Two weeks ago, I taught a Create-A-Play class for a group of 6-10 year olds. The class had just 3 days, with a total of 7 1/2 hours of class, to create a play around the theme of Fractured Fairytales. Just the week before I had taught the same class to a slightly larger group of students, but it consisted of 30 hours of class. We were going for the same outcome: a short play we could share with parents.
So, needless to say, I expected this play made in 7 1/2 hours to be really short, and very simple in structure. Instead it turned out to have just as many scenes as the play we made in 30 hours, and a more complicated and detailed plot.
When we were working on Dances Made To Order, one of my performers said something along the lines of “Well, it’s what Kristin says…you can make a dance in 7 minutes or 7 years.” These kids really showed me that this is true. The time that they spent creating the play was incredibly focused, and they made decisions without flinching. Everyone was concerned about finishing and rehearsing the play, so nothing was overly considered.
I love process. And, this week I get to start the process of working on a movement score for a new play at the Red Eye, which I get 9 great weeks of rehearsal to work on this. Sometimes, though, I think process gets the best of us. If you have endless amounts of time to create a dance, write a book, or launch a business, you usually end up taking it. And, that time gives you more opportunities to second guess yourself, over-think, and generally get in your own way. I’m a proponent for limits. So many things I’ve made only happened because there was a deadline!
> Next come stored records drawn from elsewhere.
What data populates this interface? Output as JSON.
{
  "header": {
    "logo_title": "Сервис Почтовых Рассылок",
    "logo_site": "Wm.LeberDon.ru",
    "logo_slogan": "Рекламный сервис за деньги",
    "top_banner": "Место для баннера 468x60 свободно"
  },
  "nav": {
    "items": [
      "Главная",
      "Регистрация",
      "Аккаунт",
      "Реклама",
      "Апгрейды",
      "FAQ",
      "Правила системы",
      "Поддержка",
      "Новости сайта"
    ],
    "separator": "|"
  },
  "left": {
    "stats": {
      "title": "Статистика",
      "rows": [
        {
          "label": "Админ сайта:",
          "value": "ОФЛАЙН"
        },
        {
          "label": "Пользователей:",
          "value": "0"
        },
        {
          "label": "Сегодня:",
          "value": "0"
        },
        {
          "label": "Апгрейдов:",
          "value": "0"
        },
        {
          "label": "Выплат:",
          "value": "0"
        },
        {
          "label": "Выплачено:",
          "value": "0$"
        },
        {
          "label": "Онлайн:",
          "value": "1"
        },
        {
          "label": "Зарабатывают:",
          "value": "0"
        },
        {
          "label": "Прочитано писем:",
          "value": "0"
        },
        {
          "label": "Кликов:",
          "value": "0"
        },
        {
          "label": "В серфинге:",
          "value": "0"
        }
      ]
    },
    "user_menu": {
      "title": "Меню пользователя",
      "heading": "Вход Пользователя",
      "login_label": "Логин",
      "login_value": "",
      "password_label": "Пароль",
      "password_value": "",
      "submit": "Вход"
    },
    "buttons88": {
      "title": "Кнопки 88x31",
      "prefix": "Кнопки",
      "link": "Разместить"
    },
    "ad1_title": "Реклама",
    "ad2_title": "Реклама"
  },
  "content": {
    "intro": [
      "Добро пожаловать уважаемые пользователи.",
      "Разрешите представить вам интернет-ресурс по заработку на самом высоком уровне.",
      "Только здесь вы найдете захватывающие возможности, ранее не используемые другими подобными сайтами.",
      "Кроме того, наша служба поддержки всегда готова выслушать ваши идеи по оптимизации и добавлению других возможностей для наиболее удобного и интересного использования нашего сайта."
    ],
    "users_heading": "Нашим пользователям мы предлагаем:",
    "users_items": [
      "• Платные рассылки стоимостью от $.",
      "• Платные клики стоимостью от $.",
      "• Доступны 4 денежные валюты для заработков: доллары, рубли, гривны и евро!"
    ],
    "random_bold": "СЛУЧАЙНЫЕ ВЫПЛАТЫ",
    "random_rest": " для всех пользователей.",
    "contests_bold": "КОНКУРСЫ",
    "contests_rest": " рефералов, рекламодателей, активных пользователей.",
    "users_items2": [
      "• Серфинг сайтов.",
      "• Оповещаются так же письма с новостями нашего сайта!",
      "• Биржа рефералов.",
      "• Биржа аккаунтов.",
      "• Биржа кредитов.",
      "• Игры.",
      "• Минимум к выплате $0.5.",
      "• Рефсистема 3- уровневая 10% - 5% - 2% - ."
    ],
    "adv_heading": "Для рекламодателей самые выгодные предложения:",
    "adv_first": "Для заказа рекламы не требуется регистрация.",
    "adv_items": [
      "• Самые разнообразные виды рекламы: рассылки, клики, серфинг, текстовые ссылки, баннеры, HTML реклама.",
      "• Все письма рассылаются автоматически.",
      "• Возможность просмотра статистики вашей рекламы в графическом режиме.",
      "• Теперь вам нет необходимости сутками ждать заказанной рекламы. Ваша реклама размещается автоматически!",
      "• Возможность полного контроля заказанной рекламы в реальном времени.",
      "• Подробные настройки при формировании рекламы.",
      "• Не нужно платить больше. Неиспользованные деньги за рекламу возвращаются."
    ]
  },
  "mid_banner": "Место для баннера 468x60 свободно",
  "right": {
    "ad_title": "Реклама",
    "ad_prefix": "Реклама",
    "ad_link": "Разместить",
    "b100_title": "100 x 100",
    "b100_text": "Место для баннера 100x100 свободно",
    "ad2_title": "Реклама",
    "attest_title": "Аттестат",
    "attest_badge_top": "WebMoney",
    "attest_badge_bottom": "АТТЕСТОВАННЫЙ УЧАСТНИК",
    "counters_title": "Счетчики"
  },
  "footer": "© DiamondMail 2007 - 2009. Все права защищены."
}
So, I’m taking a lesson from the kids, and writing some deadlines in my day planner. I could think about doing these things for another couple of years, or just decide when they’re going to happen now.